Archer Mayor Analysis


(Masterpieces of Fiction, Detective and Mystery Edition)

Aside from the intricate but never unduly convoluted plots, the most noticeable quality of Archer Mayor’s Joe Gunther novels is their strong evocation of—and affection for—their setting, Vermont. Mayor’s familiarity with the small New England state is evident throughout the novels. The appearance of the landscape and the character of the towns and their inhabitants are Mayor’s concerns as much as are the infrequent crimes he describes and the understaffed law enforcement agencies that solve them. Mayor is very much a regionalist.

Although it is one of his most interesting characteristics, Mayor’s allegiance to Vermont is also one of his greatest challenges. In choosing to set more than a dozen murder mysteries in a small, sparsely populated state that has averaged no more than seven murders a year, Mayor has set himself a difficult task; it is a testimony to his talent that he has kept the novels fresh and the plots credible. Most of his early novels are set in Brattleboro, but later in the series, Mayor broadens his canvas to include all of Vermont. Occasionally, Gunther travels to cities such as Newark or Chicago to solve Vermont-based crimes. Mayor has stated that he likes to work in Vermont because it is a small state where everybody is aware of everybody else. For some characters in his novels, this ease of access to local and state authorities is a blessing; for others, the lack of anonymity is a curse.

In an interview, Mayor listed a number of authors whose work he enjoyed, and in many cases their influence on him is evident: Arthur Conan Doyle, Dashiell Hammett, Raymond Chandler, Maurice Leblanc, Georges Simenon, and Ross Macdonald are some of these authors. Mayor, however, synthesizes these influences and takes them in a different direction, in part with the small-town and rural settings he uses, and in part with the very nature of his protagonist. Joe Gunther does not have the flamboyant or strong personality of many protagonists in detective fiction; he is a man of strong character but not overpowering characteristics.
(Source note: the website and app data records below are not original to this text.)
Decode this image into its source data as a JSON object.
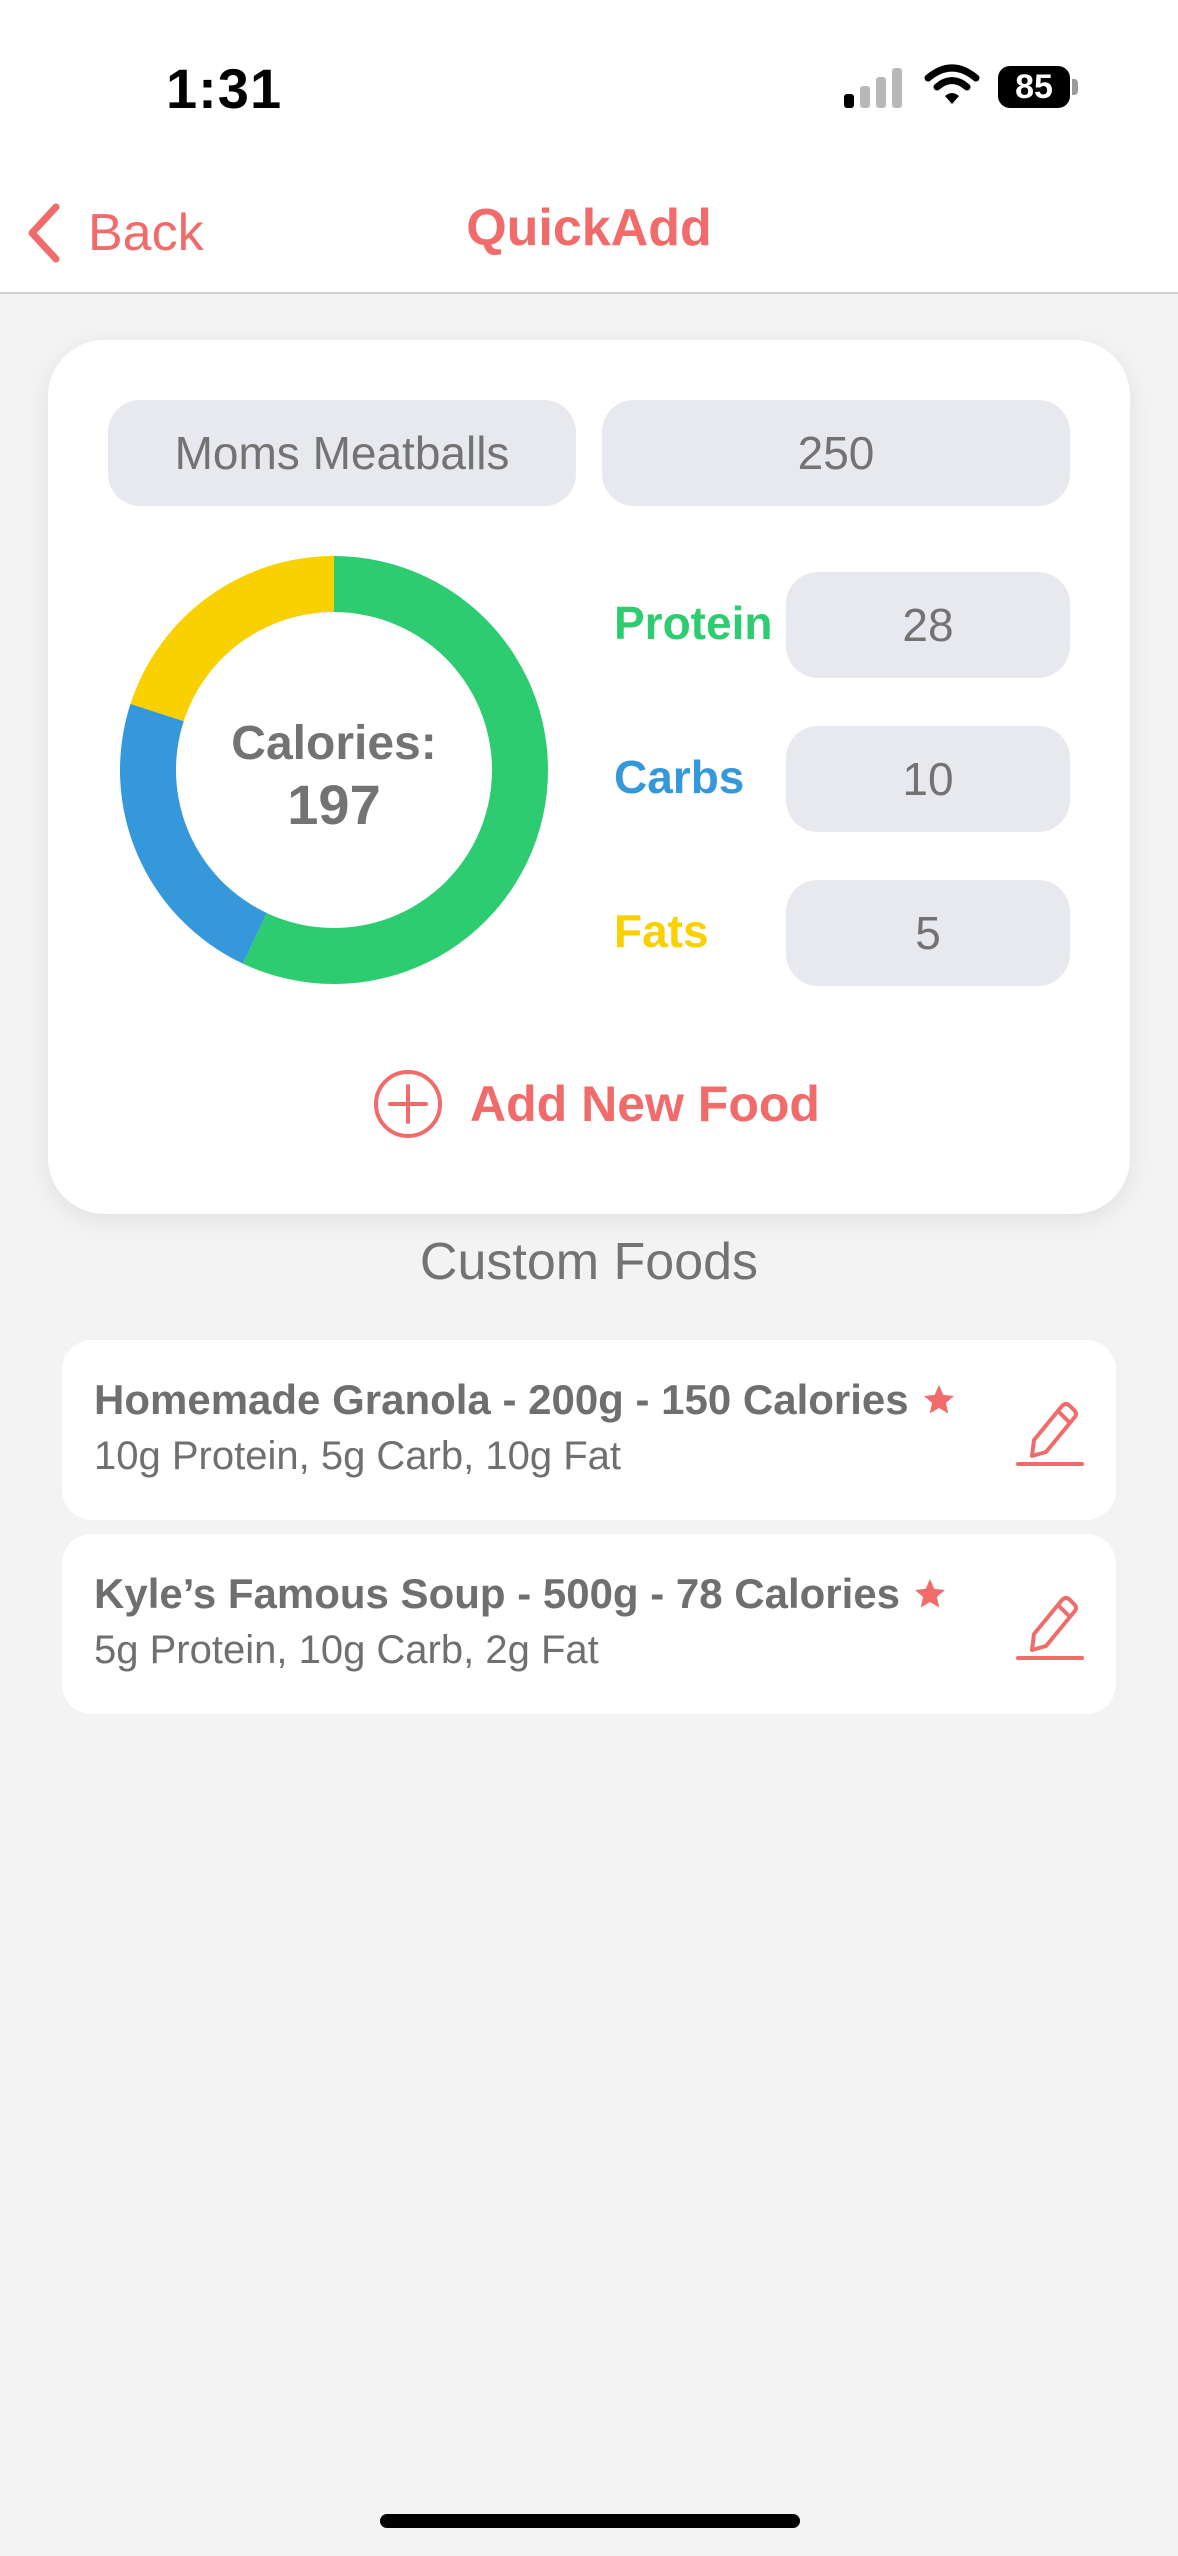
{
  "status_bar": {
    "time": "1:31",
    "battery": "85"
  },
  "nav": {
    "back_label": "Back",
    "title": "QuickAdd"
  },
  "form": {
    "food_name": "Moms Meatballs",
    "grams": "250",
    "calories_label": "Calories:",
    "calories_value": "197",
    "macros": {
      "protein": {
        "label": "Protein",
        "value": "28",
        "color": "#2ecc71"
      },
      "carbs": {
        "label": "Carbs",
        "value": "10",
        "color": "#3498db"
      },
      "fats": {
        "label": "Fats",
        "value": "5",
        "color": "#f9d000"
      }
    },
    "add_label": "Add New Food"
  },
  "chart_data": {
    "type": "pie",
    "categories": [
      "Protein",
      "Carbs",
      "Fats"
    ],
    "values": [
      0.57,
      0.23,
      0.2
    ],
    "colors": [
      "#2ecc71",
      "#3498db",
      "#f9d000"
    ]
  },
  "custom_foods": {
    "title": "Custom Foods",
    "items": [
      {
        "title": "Homemade Granola - 200g - 150 Calories",
        "subtitle": "10g Protein, 5g Carb, 10g Fat",
        "favorite": true
      },
      {
        "title": "Kyle’s Famous Soup - 500g - 78 Calories",
        "subtitle": "5g Protein, 10g Carb, 2g Fat",
        "favorite": true
      }
    ]
  },
  "theme": {
    "accent": "#f26b6b",
    "background": "#f3f3f3"
  }
}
Mayor’s Joe Gunther books have received positive reviews in major newspapers as well as in publications devoted to mystery and detective fiction. He is also a recipient of the New England Book Award for fiction from the New England Booksellers Association.
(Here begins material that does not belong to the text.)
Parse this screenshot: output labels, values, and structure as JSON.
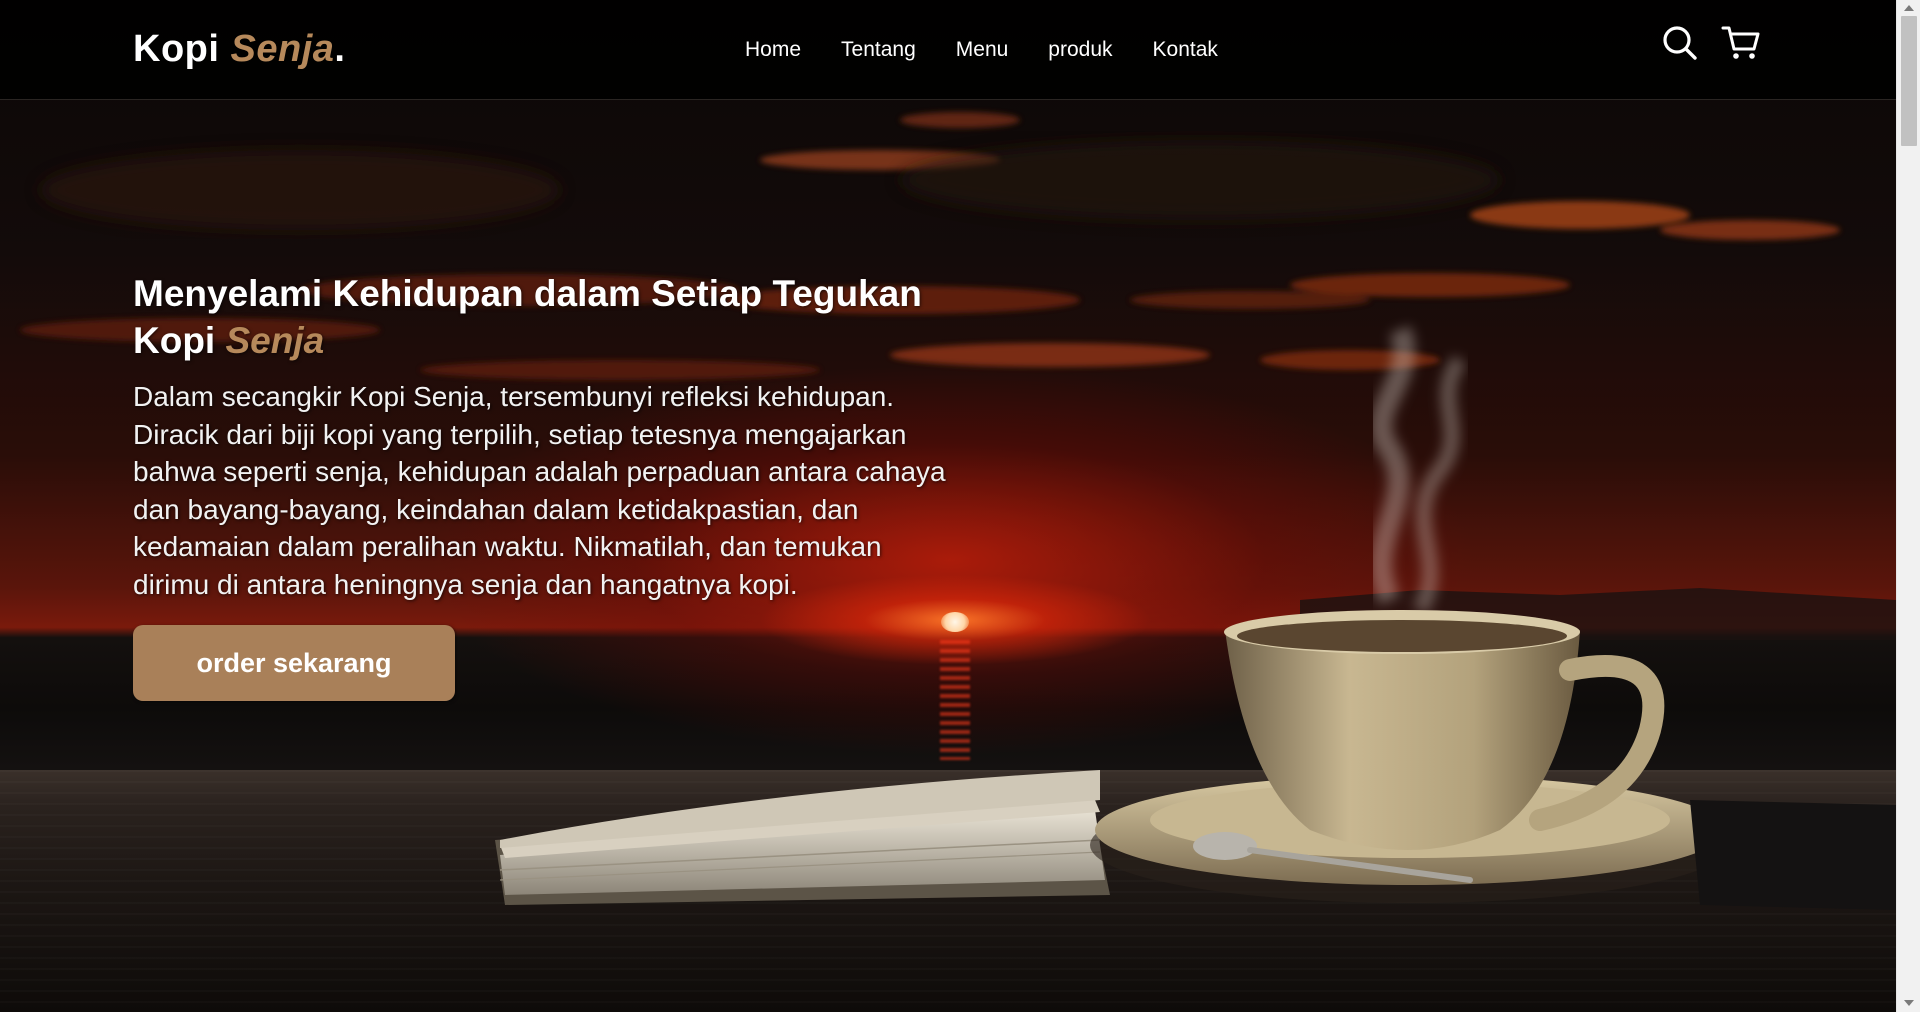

Archer Mayor Bibliography

(Masterpieces of Fiction, Detective and Mystery Edition)

Barlow, Rich. “A Vermont Mystery Haunts with Its Details.” Review of St. Albans Fire, by Archer Mayor. Boston Globe, January 31, 2006, p. C4. Favorable review of Gunther novel in which a serial arsonist sets fire to a barn, killing Bobby Cutts. Reviewer notes how Mayor creates a sympathetic portrayal of farmers in this urban-versus-rural themed work without preaching and without detracting from the overall story.

Batten, Jack. “One Smart Hayseed.” Review of The Surrogate Thief, by Archer Mayor. Toronto Star, December 12, 2004: C19. A review of The Surrogate Thief with general commentary about the Joe Gunther novels.

Breen, Jon L. “The Police Procedural.” In Mystery and Suspense Writers: The Literature of Crime, Detection, and Espionage, I-II, edited by Robin W. Winks and Maureen Corrigan. New York: Scribner’s, 1998. An article on the police procedural subgenre. Provides background for understanding Mayor’s works.

Ford, Royal. “Novelist Seeks Out ’The Real Stuff.’” Boston Globe, April 16, 1995, p. 36. A feature article about Mayor’s relationship with Brattleboro, and his feelings about his protagonist, Joe Gunther.

Mayor, Archer. Archer Mayor. The author’s Web site contains information about his novels, answers to frequently asked questions, and a schedule of personal appearances.

Mayor, Archer. “PW Talks with Archer Mayor.” Interview by Louise Jones. Publishers Weekly 248, no. 42 (October 15, 2001): 49. Mayor speaks about his life and his writing, saying his writing is fueled by “ignorance and curiosity.” Although his early life was nomadic, he states that he identified with his father’s New England roots and therefore settled in Vermont.